In a perfect world, visionary founders would use their control only for the benefit of the company, but what happens when things go south? For instance, our earlier example about Zuckerberg sending all brand value and billions in shareholder value down a toilet, thanks to his mass stake of Class B shares. In dual-class companies, it becomes difficult to remove board members or a controlling shareholder, even when their decisions seem contrary to the best interests of common shareholders or the company at large.
There have been attempts to temper the potential pitfalls of dual-class share structures. One popular idea has been the use of "sunset provisions," which limit the duration of dual-class voting structures. These time-based sunsets mean that dual-class structures automatically convert to a single-class after a specified period of time, often tied to the life cycle of the company, or when the founders step back from active management. Yet, these are not without their issues. What constitutes an 'appropriate' length of time? A decade? Two? It's a tricky question to answer.
The Securities and Exchange Commission in the U.S., and its counterparts in other jurisdictions, have a tough task balancing investor protection with the appeal of attracting high-profile, often technology companies, to their public markets. While private equity and other forms of private capital offer alternatives to the public markets, there's a recognition that the prestige and liquidity of exchanges like the NYSE are an effective way to facilitate growth.
Recently, the Premium Segment of the London Stock Exchange has relaxed its rules regarding differential voting rights, allowing dual-class companies to join its main market. This move, mirroring a similar shift by the Hong Kong exchange last year, aims to attract innovative companies looking for an IPO but wary of giving up control to public investors.
As we've seen, dual-class share structures present a conundrum. On one side, they offer an avenue for visionary founders of technology companies, among others, to retain control of their creations. Yet, they also expose public shareholders to potential downsides due to unequal voting rights. Like a tool, dual-class structures can be either beneficial or harmful, depending on how they are used.
The debate on dual-class shares won't be settled anytime soon. With the rise of tech startups and founder-led companies in Silicon Valley and elsewhere, we may well see a further increase in dual-class IPOs. What is clear is that, regardless of one's stance, the conversation around dual-class structures, corporate governance, and minority shareholders' rights is not going away.
Ultimately, the dual-class structure is a tool, much like a hammer or a saw. In the right hands, it can be used to build something impressive.

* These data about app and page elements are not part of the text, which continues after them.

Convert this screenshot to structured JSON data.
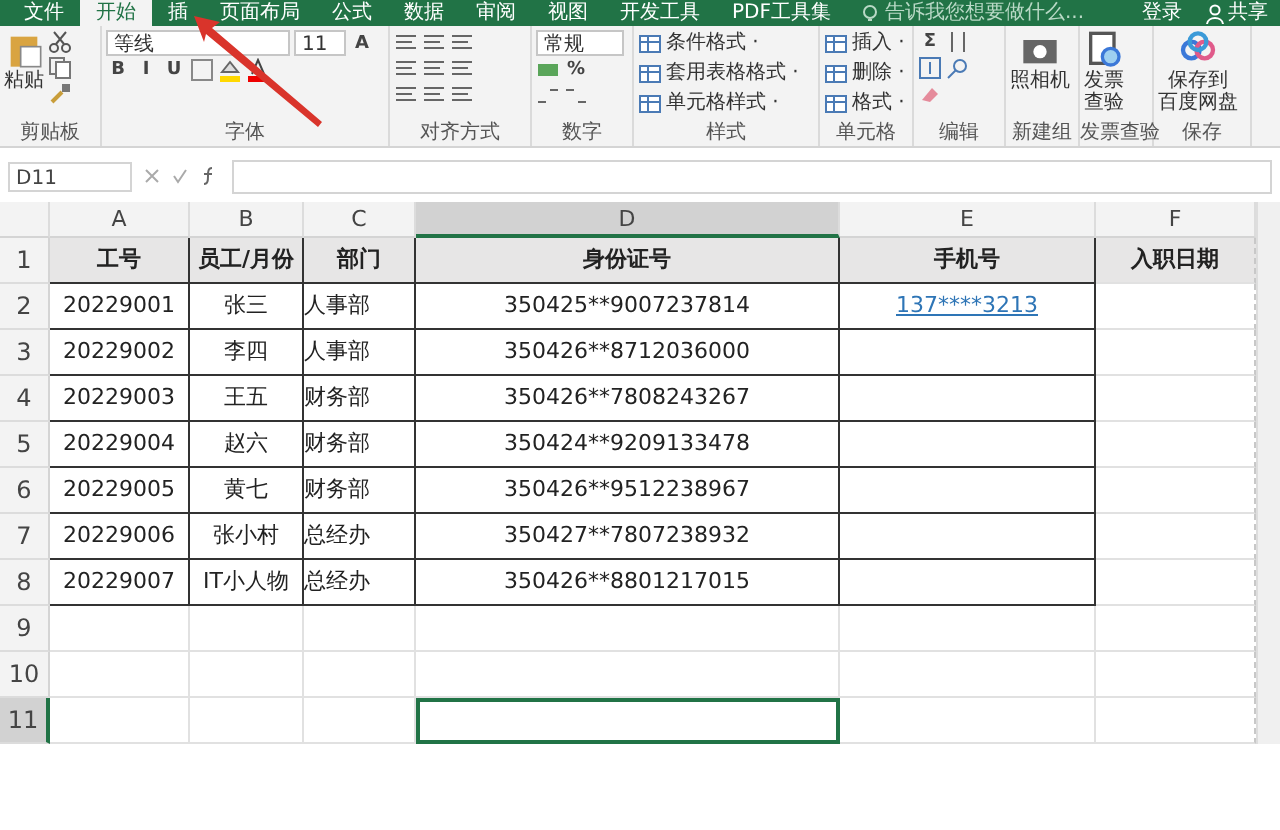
{
  "tabs": [
    {
      "label": "文件",
      "selected": false
    },
    {
      "label": "开始",
      "selected": true
    },
    {
      "label": "插",
      "selected": false
    },
    {
      "label": "页面布局",
      "selected": false
    },
    {
      "label": "公式",
      "selected": false
    },
    {
      "label": "数据",
      "selected": false
    },
    {
      "label": "审阅",
      "selected": false
    },
    {
      "label": "视图",
      "selected": false
    },
    {
      "label": "开发工具",
      "selected": false
    },
    {
      "label": "PDF工具集",
      "selected": false
    }
  ],
  "tell_me": {
    "placeholder": "告诉我您想要做什么..."
  },
  "login": "登录",
  "share": "共享",
  "ribbon": [
    {
      "kind": "clipboard",
      "label": "剪贴板",
      "texts": [
        "粘贴"
      ]
    },
    {
      "kind": "font",
      "label": "字体",
      "texts": [
        "等线",
        "11",
        "A",
        "B",
        "I",
        "U"
      ]
    },
    {
      "kind": "align",
      "label": "对齐方式"
    },
    {
      "kind": "number",
      "label": "数字",
      "texts": [
        "常规",
        "%"
      ]
    },
    {
      "kind": "styles",
      "label": "样式",
      "texts": [
        "条件格式 ·",
        "套用表格格式 ·",
        "单元格样式 ·"
      ]
    },
    {
      "kind": "cells",
      "label": "单元格",
      "texts": [
        "插入 ·",
        "删除 ·",
        "格式 ·"
      ]
    },
    {
      "kind": "editing",
      "label": "编辑",
      "texts": [
        "Σ"
      ]
    },
    {
      "kind": "camera",
      "label": "新建组",
      "texts": [
        "照相机"
      ]
    },
    {
      "kind": "invoice",
      "label": "发票查验",
      "texts": [
        "发票",
        "查验"
      ]
    },
    {
      "kind": "save",
      "label": "保存",
      "texts": [
        "保存到",
        "百度网盘"
      ]
    }
  ],
  "name_box": "D11",
  "columns": [
    {
      "label": "A",
      "selected": false
    },
    {
      "label": "B",
      "selected": false
    },
    {
      "label": "C",
      "selected": false
    },
    {
      "label": "D",
      "selected": true
    },
    {
      "label": "E",
      "selected": false
    },
    {
      "label": "F",
      "selected": false
    }
  ],
  "rows": [
    {
      "number": "1",
      "selected": false,
      "kind": "header",
      "cells": [
        "工号",
        "员工/月份",
        "部门",
        "身份证号",
        "手机号",
        "入职日期"
      ]
    },
    {
      "number": "2",
      "selected": false,
      "kind": "data",
      "cells": [
        "20229001",
        "张三",
        "人事部",
        "350425**9007237814",
        {
          "kind": "link",
          "text": "137****3213"
        },
        ""
      ]
    },
    {
      "number": "3",
      "selected": false,
      "kind": "data",
      "cells": [
        "20229002",
        "李四",
        "人事部",
        "350426**8712036000",
        "",
        ""
      ]
    },
    {
      "number": "4",
      "selected": false,
      "kind": "data",
      "cells": [
        "20229003",
        "王五",
        "财务部",
        "350426**7808243267",
        "",
        ""
      ]
    },
    {
      "number": "5",
      "selected": false,
      "kind": "data",
      "cells": [
        "20229004",
        "赵六",
        "财务部",
        "350424**9209133478",
        "",
        ""
      ]
    },
    {
      "number": "6",
      "selected": false,
      "kind": "data",
      "cells": [
        "20229005",
        "黄七",
        "财务部",
        "350426**9512238967",
        "",
        ""
      ]
    },
    {
      "number": "7",
      "selected": false,
      "kind": "data",
      "cells": [
        "20229006",
        "张小村",
        "总经办",
        "350427**7807238932",
        "",
        ""
      ]
    },
    {
      "number": "8",
      "selected": false,
      "kind": "data",
      "cells": [
        "20229007",
        "IT小人物",
        "总经办",
        "350426**8801217015",
        "",
        ""
      ]
    },
    {
      "number": "9",
      "selected": false,
      "kind": "empty",
      "cells": [
        "",
        "",
        "",
        "",
        "",
        ""
      ]
    },
    {
      "number": "10",
      "selected": false,
      "kind": "empty",
      "cells": [
        "",
        "",
        "",
        "",
        "",
        ""
      ]
    },
    {
      "number": "11",
      "selected": true,
      "kind": "empty",
      "cells": [
        "",
        "",
        "",
        "",
        "",
        ""
      ]
    }
  ]
}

In the wrong hands, it can cause significant damage. So, it's essential to look beyond the initial appeal of visionary founders and innovative companies. Take a moment to understand who holds the hammer, how they're using it, and what they plan to build.